Imagine it's early 2003, and President George W. Bush presents the following case for invading Iraq:
It is extremely doubtful that Congress would have authorized such a war or that the American people would have shouted, "Bring it on!
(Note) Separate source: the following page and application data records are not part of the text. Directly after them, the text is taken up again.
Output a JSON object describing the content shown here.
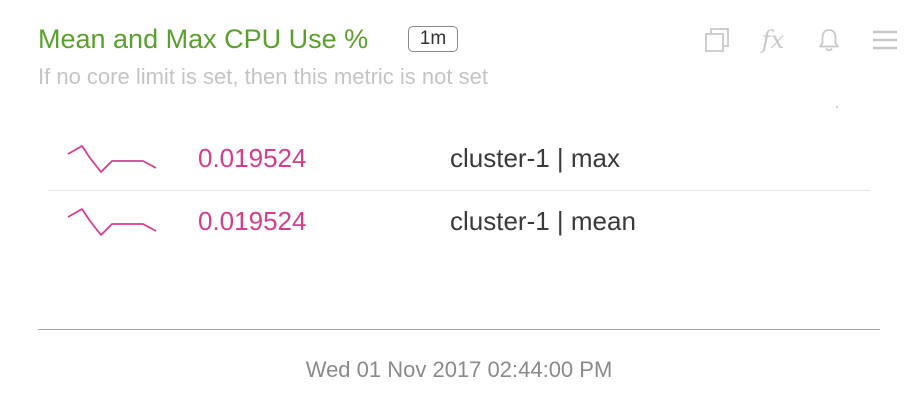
{
  "panel": {
    "title": "Mean and Max CPU Use %",
    "interval": "1m",
    "subtitle": "If no core limit is set, then this metric is not set",
    "timestamp": "Wed 01 Nov 2017 02:44:00 PM"
  },
  "toolbar": {
    "icons": [
      "copy-icon",
      "fx-icon",
      "bell-icon",
      "menu-icon"
    ],
    "fx_glyph": "fx"
  },
  "colors": {
    "title": "#5aa02c",
    "series": "#d63c8e",
    "subtitle": "#c4c4c4"
  },
  "series": [
    {
      "value": "0.019524",
      "label": "cluster-1 | max"
    },
    {
      "value": "0.019524",
      "label": "cluster-1 | mean"
    }
  ]
}
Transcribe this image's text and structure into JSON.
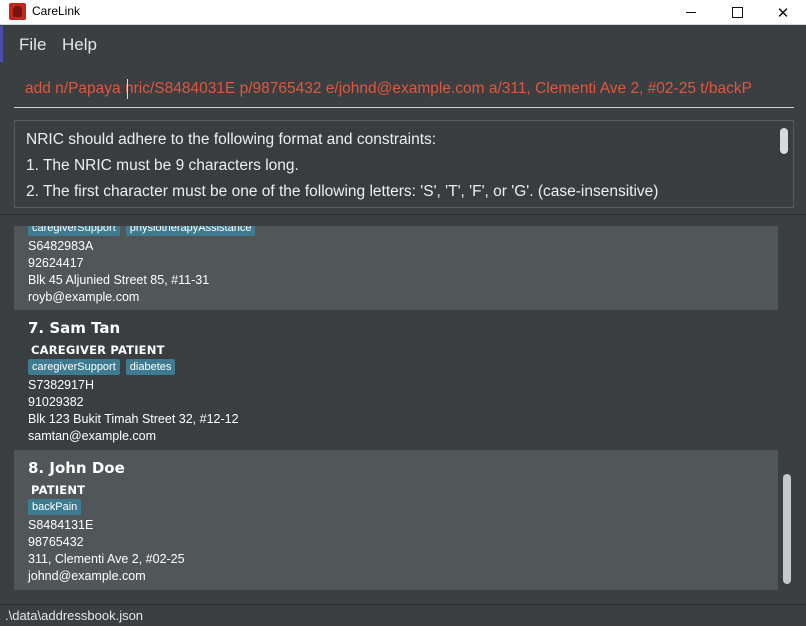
{
  "window": {
    "title": "CareLink"
  },
  "menu": {
    "file": "File",
    "help": "Help"
  },
  "command": {
    "value": "add n/Papaya nric/S8484031E p/98765432 e/johnd@example.com a/311, Clementi Ave 2, #02-25 t/backP"
  },
  "result": {
    "lines": [
      "NRIC should adhere to the following format and constraints:",
      "1. The NRIC must be 9 characters long.",
      "2. The first character must be one of the following letters: 'S', 'T', 'F', or 'G'. (case-insensitive)"
    ]
  },
  "persons": [
    {
      "tags": [
        "caregiverSupport",
        "physiotherapyAssistance"
      ],
      "nric": "S6482983A",
      "phone": "92624417",
      "address": "Blk 45 Aljunied Street 85, #11-31",
      "email": "royb@example.com"
    },
    {
      "name": "7. Sam Tan",
      "roles": "CAREGIVER  PATIENT",
      "tags": [
        "caregiverSupport",
        "diabetes"
      ],
      "nric": "S7382917H",
      "phone": "91029382",
      "address": "Blk 123 Bukit Timah Street 32, #12-12",
      "email": "samtan@example.com"
    },
    {
      "name": "8. John Doe",
      "roles": "PATIENT",
      "tags": [
        "backPain"
      ],
      "nric": "S8484131E",
      "phone": "98765432",
      "address": "311, Clementi Ave 2, #02-25",
      "email": "johnd@example.com"
    }
  ],
  "status": {
    "file_path": ".\\data\\addressbook.json"
  },
  "colors": {
    "accent": "#4b4ba8",
    "tag_bg": "#3e7b91",
    "error_text": "#e0563c",
    "card_light": "#515658",
    "card_dark": "#3b3e41"
  }
}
We're about to go to war against Saddam Hussein. Victory on the battlefield will be swift and fairly clean. But then 100,000 U.S. troops will have to occupy Iraq for about 10 years. On average, nearly 1,000 of them will be killed and another 10,000 injured in each of the first 5 years. We'll spend at least $1 trillion on the war and occupation, and possibly trillions more. Toppling Saddam will finish off a ghastly tyranny, but it will also uncork age-old sectarian tensions. More than 100,000 Iraqis will die, a few million will be displaced, and the best we can hope for will be a loosely federated Islamic republic that isn't completely in Iran's pocket. Finally, it will turn out that Saddam had neither weapons of mass destruction nor ties to the planners of 9/11. Our intervention and occupation will serve as the rallying cry for a new crop of terrorists.